Yesterday we talked about James Allen’s explanation of why we should get up when our alarm clock first rings. He recommends rising early, even if you don’t have to. We mentioned a few things to do in the morning such as taking the time to contemplate sacred or inspirational writings, gentle exercise, or broadening our understanding of–and expertise in–the industry in which we are employed.
Just today I began reading the book Your Creative Mind: How to Disrupt Your Thinking, Abandon Your Comfort Zone, and Develop Bold New Strategies by Scott Cochrane. In this book he’s talking about creativity and how to develop it. The section of the book that stood out to me was “Chapter 3: Creative Power and the Power of Creation”. He lists several things a person can do to stimulate his/her inborn creativity. When I read the list, I realized many of the things he suggests are activities we can do in the morning during the time that James Allen suggests we take for ourselves.
These are the suggestions offered in the book by Scott Cochrane:
~Purge Negative Thoughts
This can easily and effectively be done while smiling at ourselves in the mirror as we brush our teeth, comb our hair, and tend to other personal grooming tasks. We can also do this as we shower and bathe for the day linking the activity with the imagining that we’re washing away unproductive, unhelpful thoughts and attitudes.
~Step into Bright Sunlight
This stimulates the production of seratonin and dopamine which, according to Scott Cochrane, are essential to fostering creativity. This can be incorporated into the morning walk or while doing Tai Chi or Yoga outside in the morning.
~Take Time for Music
Getting back to the instrument we played as a child or learning how to play an instrument for the first time are great workouts for our mind. It spurs creativity because our brains are working in ways they haven’t before. Doing this first thing in the morning can give us a reason to get out of bed right away as well as give us a sense of accomplishment first thing in the morning. This can then insulate us from the frustrations of the day.
These are just three of the several suggestions Scott Cochrane has made in the book so far. I thought these would be easy to incorporate into a morning routine. I haven’t finished reading the book yet and I expect there will be other points the author makes that I’ll want to share with you–stay tuned!

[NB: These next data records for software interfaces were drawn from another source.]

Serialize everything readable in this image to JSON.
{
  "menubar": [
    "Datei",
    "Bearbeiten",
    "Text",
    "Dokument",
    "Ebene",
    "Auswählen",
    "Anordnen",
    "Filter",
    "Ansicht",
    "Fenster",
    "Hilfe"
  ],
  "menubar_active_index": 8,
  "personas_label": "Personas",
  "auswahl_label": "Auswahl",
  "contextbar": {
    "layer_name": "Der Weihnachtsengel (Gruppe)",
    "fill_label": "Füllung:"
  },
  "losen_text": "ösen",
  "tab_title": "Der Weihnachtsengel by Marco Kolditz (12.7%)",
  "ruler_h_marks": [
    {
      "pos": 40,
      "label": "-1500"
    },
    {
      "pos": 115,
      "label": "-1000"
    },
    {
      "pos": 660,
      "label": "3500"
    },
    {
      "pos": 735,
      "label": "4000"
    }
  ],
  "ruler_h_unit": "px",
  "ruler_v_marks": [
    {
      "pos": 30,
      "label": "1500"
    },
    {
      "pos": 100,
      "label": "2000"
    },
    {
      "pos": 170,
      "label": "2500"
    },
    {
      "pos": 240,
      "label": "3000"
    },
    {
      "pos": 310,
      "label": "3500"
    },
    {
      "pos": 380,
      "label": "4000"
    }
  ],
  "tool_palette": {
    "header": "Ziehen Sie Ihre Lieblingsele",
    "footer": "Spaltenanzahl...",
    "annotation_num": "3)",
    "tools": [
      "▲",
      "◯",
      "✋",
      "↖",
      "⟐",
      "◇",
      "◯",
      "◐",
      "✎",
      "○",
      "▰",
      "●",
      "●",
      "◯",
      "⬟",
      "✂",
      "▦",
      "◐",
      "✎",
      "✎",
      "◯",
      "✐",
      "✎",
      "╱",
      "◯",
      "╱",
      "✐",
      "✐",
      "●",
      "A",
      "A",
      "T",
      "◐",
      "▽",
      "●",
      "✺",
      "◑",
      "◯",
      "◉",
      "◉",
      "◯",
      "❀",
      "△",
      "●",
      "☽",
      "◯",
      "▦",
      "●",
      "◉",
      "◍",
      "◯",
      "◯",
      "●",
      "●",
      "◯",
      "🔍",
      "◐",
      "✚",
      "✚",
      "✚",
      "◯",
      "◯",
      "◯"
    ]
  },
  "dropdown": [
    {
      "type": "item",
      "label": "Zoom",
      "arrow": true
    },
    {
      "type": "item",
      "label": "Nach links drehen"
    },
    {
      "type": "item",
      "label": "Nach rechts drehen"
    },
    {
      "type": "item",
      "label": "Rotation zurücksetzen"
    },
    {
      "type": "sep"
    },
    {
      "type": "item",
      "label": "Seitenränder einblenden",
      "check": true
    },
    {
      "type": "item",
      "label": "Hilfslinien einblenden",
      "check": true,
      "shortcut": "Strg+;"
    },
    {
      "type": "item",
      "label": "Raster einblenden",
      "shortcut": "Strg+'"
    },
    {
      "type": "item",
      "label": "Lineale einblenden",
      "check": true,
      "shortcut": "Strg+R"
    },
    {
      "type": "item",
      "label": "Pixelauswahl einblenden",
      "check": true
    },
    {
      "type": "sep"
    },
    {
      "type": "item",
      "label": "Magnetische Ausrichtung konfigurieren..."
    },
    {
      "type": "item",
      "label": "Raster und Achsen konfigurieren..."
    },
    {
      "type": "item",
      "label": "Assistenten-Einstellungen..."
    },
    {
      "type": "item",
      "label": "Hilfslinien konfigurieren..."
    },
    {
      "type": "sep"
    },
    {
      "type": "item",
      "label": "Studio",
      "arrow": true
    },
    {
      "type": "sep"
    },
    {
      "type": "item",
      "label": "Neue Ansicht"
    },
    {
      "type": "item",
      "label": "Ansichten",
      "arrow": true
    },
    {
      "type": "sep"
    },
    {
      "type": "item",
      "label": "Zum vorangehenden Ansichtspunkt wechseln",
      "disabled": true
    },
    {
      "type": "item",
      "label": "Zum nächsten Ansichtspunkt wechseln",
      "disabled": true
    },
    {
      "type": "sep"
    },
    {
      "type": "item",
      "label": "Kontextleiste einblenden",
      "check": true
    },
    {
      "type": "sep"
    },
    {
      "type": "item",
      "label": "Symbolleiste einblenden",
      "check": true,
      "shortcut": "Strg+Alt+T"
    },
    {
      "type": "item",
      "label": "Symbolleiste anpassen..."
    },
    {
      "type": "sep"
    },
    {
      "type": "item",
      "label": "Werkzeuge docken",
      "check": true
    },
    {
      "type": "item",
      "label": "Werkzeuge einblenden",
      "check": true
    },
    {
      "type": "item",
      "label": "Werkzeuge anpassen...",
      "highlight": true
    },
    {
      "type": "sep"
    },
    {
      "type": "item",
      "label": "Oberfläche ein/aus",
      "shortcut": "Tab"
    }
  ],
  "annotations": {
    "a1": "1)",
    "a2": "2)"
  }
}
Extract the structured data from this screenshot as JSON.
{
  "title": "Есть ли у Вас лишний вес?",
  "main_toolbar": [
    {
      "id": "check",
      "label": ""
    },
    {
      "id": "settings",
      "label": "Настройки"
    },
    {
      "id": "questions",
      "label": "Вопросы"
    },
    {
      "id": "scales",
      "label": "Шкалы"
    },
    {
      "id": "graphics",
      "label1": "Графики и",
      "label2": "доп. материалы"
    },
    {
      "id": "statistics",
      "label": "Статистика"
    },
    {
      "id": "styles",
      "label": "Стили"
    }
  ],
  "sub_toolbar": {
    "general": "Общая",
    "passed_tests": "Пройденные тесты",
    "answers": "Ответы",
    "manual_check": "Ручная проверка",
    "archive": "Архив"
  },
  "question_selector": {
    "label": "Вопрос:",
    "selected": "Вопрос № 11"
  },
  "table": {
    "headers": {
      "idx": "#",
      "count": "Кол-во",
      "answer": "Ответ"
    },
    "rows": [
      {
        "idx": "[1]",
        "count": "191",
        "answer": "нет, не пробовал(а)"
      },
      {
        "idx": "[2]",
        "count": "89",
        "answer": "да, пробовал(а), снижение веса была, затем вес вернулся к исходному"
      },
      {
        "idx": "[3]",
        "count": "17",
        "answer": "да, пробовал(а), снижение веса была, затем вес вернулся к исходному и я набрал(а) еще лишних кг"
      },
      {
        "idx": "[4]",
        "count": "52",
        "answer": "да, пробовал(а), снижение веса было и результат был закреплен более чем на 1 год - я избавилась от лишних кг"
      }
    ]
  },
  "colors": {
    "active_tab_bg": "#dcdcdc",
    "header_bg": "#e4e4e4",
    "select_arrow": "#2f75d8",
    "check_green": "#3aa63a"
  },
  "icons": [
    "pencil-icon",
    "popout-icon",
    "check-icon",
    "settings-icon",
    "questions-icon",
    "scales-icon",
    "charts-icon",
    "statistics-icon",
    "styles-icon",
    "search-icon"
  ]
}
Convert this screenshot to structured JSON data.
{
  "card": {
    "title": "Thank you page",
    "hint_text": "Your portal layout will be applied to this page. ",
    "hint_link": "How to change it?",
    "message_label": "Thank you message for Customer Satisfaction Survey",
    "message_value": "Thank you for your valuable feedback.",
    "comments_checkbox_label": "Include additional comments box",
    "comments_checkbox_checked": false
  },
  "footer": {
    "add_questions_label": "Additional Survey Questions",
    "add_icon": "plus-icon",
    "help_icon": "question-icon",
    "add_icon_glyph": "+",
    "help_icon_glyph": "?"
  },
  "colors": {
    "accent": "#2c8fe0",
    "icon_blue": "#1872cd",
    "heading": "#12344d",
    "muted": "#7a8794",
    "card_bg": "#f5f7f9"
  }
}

What activities will you add to your morning routine? Are they brand new or are they ones you’ve enjoyed in the past and are now bringing back into your life? Feel free to share in the comments below. Thanks!
Your Friend and Pep Pal,